Anyway, I took the money and invested it in a friend who was opening up a baseball card and comic book store in Farmer’s Branch. As investments go, that wasn’t a whole lot better than just piling it up in the back yard and setting fire to it, but it gave me a chance to help out a guy who had been a good friend for a long time—and especially when I had needed one.
My private investigating business was starting to take off, too. I wasn’t getting any glamorous cases, but word had somehow gotten around that I was a pretty good hand at surveillance and so I was getting fairly steady work—some of it even from other investigation firms. I’ve always been a pretty plain guy, so I was a natural at hanging around in the background and watching other people without being observed myself.
Of course, the thing that made that summer, fall and winter better than all previous summers, falls and winters was that I had a girlfriend. A real, honest-to-goodness, she-likes-me-as-much-as-I-like-her girlfriend. I had never really had one of those before. Well, there had been Thalia, but that had been … oh, never mind.
Her name was Jody Anderson and she was the love of my life. The one you know that—even if things were to go sour—she’d always be the one you’d think of as “the one great love.” The kind you’d write songs about if—unlike me—you had rhythm or any sense at all of musical style.
She had shoulder-length hair that was somewhere between auburn and brown, tending to the red in the sunshine. She was petite of build but a perfectly shaped figure for all that. And she had this great little mole just above the left corner of her mouth.
She might not have thought of that summer as a great time, because she spent most of it in the hospital, or in rehab. She had shattered her right leg—above and below the knee—and there was talk on more than one occasion that it might have to be amputated. I think she kept it strictly out of will-power.

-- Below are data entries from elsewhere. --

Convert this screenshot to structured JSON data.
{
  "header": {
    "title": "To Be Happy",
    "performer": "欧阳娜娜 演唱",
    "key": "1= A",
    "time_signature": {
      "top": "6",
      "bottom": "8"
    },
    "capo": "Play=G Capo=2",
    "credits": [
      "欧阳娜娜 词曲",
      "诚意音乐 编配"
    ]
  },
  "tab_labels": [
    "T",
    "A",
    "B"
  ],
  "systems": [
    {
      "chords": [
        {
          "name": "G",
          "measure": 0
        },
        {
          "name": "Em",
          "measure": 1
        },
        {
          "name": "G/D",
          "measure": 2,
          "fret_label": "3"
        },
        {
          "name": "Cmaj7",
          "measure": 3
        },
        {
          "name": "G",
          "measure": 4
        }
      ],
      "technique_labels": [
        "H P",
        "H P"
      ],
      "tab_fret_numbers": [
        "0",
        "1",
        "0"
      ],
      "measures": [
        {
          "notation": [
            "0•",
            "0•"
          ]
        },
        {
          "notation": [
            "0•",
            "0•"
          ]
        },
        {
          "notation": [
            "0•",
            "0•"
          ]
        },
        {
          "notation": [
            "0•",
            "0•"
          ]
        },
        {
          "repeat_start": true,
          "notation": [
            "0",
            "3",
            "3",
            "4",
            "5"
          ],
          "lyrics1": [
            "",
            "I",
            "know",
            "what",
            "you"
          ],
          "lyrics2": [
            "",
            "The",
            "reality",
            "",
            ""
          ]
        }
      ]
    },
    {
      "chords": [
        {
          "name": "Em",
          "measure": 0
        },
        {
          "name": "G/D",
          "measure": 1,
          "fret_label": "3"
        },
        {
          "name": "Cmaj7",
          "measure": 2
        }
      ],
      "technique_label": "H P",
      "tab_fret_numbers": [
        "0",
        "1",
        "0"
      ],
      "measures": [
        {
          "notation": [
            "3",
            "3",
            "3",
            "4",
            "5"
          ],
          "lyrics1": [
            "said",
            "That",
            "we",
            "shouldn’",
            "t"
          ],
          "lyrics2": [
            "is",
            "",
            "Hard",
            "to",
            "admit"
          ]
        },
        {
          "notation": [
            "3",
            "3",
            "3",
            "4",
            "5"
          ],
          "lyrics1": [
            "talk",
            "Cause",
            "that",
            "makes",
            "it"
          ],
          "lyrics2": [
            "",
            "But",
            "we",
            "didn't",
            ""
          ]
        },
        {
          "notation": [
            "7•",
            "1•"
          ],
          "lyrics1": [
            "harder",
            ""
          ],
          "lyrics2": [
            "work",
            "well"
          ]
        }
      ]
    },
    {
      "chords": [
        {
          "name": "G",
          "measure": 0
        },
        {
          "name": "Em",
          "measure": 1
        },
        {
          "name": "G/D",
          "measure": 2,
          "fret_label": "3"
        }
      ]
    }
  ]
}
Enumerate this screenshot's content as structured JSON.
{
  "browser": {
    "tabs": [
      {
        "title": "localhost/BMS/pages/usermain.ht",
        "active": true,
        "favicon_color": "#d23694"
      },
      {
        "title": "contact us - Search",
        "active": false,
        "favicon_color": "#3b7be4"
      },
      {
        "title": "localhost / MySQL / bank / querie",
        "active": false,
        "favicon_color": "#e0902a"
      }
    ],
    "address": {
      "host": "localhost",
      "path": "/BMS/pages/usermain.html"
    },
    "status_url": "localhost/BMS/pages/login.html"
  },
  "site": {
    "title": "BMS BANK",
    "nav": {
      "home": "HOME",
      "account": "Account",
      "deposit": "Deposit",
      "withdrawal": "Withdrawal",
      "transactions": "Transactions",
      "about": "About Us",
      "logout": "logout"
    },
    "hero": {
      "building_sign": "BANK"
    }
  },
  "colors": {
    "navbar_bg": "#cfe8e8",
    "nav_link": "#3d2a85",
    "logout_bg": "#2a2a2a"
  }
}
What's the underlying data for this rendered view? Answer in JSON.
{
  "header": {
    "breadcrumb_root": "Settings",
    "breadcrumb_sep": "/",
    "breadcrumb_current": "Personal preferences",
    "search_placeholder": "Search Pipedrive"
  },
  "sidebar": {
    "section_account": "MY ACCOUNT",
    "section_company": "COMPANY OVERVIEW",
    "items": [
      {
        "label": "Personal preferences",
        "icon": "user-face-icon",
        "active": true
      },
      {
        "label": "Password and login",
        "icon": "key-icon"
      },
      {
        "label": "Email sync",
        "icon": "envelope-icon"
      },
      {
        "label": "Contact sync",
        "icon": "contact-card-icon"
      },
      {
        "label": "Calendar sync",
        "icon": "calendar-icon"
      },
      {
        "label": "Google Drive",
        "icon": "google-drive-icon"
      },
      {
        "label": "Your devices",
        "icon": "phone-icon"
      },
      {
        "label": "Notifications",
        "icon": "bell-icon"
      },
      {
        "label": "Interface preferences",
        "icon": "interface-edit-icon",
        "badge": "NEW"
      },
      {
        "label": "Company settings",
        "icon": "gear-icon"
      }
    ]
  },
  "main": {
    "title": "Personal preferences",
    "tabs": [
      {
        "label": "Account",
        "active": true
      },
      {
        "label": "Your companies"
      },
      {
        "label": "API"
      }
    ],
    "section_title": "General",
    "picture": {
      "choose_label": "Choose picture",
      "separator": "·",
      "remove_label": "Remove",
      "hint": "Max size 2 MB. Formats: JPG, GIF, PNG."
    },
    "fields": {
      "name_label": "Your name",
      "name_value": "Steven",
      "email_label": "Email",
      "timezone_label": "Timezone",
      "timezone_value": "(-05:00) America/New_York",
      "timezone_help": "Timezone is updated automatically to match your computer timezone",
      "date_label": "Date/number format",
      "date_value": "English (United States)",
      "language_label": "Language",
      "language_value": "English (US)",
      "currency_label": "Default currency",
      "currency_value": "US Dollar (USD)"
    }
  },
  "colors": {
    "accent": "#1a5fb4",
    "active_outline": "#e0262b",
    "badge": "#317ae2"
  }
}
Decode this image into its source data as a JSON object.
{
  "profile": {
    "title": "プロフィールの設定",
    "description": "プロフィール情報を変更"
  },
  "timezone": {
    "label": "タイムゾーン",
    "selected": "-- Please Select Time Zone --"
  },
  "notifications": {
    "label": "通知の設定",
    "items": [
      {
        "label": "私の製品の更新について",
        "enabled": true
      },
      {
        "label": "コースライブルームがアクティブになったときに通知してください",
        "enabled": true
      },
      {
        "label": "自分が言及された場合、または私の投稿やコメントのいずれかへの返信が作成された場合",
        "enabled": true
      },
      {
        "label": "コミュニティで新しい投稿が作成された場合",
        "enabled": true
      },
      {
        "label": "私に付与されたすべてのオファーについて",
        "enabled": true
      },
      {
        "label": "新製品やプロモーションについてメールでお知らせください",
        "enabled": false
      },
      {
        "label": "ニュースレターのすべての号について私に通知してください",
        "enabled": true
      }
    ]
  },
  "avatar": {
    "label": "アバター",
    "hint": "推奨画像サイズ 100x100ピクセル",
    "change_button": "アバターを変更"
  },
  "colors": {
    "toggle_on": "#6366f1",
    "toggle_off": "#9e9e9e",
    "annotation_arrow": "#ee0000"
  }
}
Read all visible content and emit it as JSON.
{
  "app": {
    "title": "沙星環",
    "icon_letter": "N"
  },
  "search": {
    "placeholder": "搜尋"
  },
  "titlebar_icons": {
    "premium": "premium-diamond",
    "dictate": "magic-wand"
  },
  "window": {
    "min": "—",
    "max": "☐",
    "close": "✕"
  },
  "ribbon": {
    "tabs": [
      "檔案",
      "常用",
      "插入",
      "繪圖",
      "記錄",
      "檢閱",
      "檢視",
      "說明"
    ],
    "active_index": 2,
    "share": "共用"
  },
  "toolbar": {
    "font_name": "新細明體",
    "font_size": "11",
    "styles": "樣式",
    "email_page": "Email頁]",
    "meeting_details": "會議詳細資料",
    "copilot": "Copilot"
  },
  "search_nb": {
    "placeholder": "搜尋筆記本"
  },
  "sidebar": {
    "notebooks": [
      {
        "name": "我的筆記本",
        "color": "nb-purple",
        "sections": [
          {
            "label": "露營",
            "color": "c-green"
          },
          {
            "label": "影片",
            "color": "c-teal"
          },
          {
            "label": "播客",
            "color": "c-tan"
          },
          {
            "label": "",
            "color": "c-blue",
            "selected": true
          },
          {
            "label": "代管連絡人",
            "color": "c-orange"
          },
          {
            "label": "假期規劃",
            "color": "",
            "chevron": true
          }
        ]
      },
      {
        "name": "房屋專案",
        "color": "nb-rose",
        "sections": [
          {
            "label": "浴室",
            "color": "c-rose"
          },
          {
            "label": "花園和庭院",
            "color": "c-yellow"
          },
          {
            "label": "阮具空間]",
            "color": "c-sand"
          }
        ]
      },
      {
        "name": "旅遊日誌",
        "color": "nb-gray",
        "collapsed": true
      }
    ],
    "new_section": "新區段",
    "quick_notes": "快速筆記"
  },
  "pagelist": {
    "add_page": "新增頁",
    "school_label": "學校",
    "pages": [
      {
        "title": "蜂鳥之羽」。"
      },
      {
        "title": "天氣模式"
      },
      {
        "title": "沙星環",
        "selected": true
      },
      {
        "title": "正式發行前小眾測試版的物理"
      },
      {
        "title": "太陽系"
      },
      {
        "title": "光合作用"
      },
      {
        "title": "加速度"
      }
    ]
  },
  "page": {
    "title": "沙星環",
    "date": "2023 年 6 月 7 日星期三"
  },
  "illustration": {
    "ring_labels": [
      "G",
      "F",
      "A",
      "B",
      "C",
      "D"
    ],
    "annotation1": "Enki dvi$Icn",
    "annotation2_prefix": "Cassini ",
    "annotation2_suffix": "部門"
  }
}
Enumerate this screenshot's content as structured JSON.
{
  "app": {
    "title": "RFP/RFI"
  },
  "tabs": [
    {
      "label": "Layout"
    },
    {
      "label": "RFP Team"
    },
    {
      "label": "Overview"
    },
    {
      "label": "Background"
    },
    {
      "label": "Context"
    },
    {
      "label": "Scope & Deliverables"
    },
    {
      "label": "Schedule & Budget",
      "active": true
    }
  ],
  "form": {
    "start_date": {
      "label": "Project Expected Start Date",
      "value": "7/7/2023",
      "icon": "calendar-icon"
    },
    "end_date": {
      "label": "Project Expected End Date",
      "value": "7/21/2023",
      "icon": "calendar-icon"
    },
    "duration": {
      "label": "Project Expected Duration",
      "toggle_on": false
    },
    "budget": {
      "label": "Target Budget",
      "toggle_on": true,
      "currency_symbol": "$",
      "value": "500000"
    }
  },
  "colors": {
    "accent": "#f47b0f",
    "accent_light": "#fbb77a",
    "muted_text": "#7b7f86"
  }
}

She had broken the leg while on the job with me for the Home Agency. She had also been shot, but that—by comparison—was easily dealt with. I mean, by itself, it would have kept her in the hospital for a couple weeks at a minimum. But then she would have been out and rehab would have probably consisted mainly of walking and getting her lungs back in shape. The leg, though, was a process of multiple surgeries and rehab that lasted well past Christmas.
So I say that the government overpaid me, but I doubt that Jody would say the same thing about the remuneration she received. They took care of her medical bills, of course, but no amount of money would be worth that kind of pain and suffering.